Someone in Your Corner by 38 year-old Ukrainian photographer Oleksandr Rupeta is a series of environmental portraits which capture the loving relationship between humans and the animals they take care of. The project was inspired by a picture shot by photographer Nikolai Ignatiev. “It shows a crocodile in a bathtub of an ordinary apartment in Moscow, and belonged to a mid-1990s reportage by Ignatiev about exotic animal dealers” Oleksandr tells FotoRoom. “In that time—shortly after the collapse of the Soviet Union and the opening of the borders—the market of exotic animals was unregulated. Many of the animals that were brought into Ukraine during those years were purchased by private customers and have been living in small-sized apartments with their owners.”
For his project, Oleksandr ruled out animals kept at zoos, circuses, etc. and focused on people who have a passion for animals, and sometimes bought exotic animals to keep as domestic pets to save them from death. “I looked for my subjects in thematic groups on social networks, in news archives, and at meetings of animal lovers” he explains. “I’ve found many of the people I’ve photographed as I was already working on the project. My goal was to show them in their environment and capture their feelings for their animals.”

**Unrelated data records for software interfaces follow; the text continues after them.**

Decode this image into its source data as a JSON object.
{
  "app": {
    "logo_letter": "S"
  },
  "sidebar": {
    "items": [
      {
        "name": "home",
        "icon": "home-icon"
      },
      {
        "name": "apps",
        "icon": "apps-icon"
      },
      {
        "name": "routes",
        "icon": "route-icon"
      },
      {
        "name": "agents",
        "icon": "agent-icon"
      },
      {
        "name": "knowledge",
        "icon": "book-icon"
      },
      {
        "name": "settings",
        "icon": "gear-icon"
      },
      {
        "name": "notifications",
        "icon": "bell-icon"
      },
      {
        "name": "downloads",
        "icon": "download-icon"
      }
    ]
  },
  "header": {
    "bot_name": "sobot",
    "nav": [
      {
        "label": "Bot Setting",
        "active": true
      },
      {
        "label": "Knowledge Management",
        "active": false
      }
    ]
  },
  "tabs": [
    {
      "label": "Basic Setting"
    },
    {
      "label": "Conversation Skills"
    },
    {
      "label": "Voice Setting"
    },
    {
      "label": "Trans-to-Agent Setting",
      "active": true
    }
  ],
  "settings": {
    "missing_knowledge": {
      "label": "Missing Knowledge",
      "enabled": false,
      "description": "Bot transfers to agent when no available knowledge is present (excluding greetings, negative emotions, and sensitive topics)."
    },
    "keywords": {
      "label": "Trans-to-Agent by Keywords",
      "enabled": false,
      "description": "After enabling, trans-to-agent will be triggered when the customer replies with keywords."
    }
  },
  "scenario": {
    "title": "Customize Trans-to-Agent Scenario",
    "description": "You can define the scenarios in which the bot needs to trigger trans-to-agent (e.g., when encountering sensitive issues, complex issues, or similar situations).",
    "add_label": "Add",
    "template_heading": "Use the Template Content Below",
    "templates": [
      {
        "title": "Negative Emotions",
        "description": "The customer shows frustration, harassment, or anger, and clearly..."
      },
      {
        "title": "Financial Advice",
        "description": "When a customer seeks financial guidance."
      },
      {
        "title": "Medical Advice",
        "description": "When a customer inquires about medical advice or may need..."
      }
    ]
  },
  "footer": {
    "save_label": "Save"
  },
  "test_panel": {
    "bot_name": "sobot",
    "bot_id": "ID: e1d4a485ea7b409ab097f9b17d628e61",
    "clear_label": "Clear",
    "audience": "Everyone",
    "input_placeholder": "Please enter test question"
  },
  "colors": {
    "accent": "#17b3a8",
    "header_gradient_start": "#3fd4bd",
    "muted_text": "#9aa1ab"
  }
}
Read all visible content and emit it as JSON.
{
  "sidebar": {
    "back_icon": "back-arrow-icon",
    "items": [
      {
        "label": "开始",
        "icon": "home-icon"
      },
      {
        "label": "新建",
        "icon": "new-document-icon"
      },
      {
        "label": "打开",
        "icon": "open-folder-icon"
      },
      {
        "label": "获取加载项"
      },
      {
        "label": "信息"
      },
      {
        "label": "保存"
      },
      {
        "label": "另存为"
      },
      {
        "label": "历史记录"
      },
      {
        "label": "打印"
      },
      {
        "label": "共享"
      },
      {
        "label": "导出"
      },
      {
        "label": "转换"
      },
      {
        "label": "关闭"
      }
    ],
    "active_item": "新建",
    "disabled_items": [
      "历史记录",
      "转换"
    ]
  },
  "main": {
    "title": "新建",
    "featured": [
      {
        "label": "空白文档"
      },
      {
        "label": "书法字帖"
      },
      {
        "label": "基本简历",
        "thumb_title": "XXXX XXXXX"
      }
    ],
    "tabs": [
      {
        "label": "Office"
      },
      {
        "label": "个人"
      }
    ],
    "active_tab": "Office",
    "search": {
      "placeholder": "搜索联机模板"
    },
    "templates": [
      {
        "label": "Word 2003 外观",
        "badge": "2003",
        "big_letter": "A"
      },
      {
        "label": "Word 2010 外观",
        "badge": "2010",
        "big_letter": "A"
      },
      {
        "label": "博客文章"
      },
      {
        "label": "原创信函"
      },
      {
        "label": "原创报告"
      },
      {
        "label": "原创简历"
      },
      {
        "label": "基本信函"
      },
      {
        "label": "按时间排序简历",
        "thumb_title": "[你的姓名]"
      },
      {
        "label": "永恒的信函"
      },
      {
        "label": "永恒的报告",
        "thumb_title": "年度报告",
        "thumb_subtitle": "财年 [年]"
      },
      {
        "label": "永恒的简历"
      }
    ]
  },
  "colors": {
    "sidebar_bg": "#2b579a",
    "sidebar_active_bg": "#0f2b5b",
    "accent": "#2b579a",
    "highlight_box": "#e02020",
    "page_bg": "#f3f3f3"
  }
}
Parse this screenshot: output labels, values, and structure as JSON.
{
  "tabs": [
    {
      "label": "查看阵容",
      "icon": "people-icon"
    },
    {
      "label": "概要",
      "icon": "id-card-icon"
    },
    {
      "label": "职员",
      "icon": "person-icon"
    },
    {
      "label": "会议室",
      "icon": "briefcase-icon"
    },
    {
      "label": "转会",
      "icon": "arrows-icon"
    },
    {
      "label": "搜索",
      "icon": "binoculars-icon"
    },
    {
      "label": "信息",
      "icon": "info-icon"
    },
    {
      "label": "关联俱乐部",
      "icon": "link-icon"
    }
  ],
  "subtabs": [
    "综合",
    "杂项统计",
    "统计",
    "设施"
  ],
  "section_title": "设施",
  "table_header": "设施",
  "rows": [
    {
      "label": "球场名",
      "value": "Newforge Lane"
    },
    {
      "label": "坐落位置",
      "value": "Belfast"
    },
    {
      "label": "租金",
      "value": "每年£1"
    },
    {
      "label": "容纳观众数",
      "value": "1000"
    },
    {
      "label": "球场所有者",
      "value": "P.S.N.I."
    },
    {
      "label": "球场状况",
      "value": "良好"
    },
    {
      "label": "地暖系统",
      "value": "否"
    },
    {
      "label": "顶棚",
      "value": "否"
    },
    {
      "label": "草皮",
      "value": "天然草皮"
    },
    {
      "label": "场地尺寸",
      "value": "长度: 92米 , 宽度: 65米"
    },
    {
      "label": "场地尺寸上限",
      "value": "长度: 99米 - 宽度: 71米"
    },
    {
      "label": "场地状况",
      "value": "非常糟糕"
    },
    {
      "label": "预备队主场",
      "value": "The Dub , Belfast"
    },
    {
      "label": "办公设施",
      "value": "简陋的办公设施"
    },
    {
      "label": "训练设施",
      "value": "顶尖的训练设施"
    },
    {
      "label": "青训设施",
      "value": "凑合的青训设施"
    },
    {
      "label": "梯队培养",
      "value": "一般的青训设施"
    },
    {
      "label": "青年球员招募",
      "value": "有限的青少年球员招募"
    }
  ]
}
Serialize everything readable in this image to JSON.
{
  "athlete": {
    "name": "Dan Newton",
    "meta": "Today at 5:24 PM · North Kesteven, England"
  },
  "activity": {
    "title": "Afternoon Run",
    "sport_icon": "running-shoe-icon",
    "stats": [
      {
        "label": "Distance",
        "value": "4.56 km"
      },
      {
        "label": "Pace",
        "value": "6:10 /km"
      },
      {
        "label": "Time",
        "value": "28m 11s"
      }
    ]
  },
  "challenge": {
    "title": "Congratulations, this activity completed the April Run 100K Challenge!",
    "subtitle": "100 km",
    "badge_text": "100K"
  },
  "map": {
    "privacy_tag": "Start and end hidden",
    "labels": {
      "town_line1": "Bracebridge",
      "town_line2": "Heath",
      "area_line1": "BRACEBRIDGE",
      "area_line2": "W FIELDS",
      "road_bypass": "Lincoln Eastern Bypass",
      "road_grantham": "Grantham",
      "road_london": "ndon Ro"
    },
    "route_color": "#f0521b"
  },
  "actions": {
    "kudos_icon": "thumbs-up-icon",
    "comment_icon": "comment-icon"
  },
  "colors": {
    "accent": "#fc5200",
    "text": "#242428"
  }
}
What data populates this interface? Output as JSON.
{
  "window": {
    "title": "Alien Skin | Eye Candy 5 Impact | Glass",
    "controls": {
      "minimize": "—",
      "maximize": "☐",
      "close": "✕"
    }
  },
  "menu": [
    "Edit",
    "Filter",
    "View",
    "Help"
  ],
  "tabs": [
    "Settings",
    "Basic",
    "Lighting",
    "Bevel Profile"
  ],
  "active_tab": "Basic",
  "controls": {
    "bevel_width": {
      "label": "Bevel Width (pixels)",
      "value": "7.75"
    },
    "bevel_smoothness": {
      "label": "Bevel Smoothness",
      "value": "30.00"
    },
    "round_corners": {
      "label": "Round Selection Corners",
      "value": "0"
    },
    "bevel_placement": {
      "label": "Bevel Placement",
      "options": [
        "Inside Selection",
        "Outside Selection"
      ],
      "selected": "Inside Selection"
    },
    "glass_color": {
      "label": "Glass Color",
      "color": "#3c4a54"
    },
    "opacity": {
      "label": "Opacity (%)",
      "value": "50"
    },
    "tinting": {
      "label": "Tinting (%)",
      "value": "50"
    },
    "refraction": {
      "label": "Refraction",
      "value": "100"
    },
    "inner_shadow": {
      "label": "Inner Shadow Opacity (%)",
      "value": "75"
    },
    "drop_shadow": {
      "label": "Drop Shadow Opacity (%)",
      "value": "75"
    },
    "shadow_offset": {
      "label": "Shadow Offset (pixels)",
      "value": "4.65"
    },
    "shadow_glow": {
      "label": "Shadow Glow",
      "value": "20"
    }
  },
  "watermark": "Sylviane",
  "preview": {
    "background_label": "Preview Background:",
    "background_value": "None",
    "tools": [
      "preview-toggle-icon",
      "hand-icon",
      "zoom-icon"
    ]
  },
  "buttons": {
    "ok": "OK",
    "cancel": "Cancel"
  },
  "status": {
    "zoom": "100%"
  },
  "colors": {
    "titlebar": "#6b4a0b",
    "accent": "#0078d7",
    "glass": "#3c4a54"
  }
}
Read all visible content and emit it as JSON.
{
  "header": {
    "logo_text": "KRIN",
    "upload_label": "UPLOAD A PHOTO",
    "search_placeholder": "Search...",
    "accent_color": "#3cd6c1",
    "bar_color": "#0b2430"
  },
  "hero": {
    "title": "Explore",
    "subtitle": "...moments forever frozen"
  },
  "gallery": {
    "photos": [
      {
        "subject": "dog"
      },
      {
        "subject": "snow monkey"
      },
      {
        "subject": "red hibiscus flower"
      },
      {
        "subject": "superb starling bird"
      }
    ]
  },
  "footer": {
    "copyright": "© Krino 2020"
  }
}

Each of Oleksandr’s subjects has a unique story: “Vladimir got a pig when going through a mid-life crisis; Alexander, as an experiment, lived in a cage with a lioness for five weeks; Tatyana lives with 93 cats, 7 dogs and a turtle in an apartment in the center of Kyiv; Michael decided to take care of his iguana because she had lost a limb as a result of an accident; and so on. But they are all driven by love, passion, curiosity and an idea of research and observation.”
With Someone in Your Corner, Oleksandr intends to “explore controversial questions and answer them ambiguously. For many people, owning an exotic animal raises ethical issues and are quick to judge the owners; I hope that those who see my images won’t point the finger at the people I photographed and will properly consider their stories.”
As a photographer, Oleksandr is still trying to “figure out what is photography for me and what is my place in it. Since 2018 I have focused on long-term personal documentary projects, and I have been mostly interested in social anthropology and social conflict topics.” He prefers to draw inspiration from art and literature rather than photography to avoid repeating what has already been done; yet he does have some favorite photographers, such as Richard Prince, Boris Mikhailov and Jacqui Kenny. He doesn’t buy photobooks (“During a certain time in my life, I got rid of my books—including photobooks—and have since tried not to own any volumes permanently“), but there are many ones that “I wouldn’t mind to spend time with“, like The Painter’s Pool by Jem Southam and the more recent The Coast by Sohrab Hura.
Oleksandr’s three words for photography are:
How. What. Why.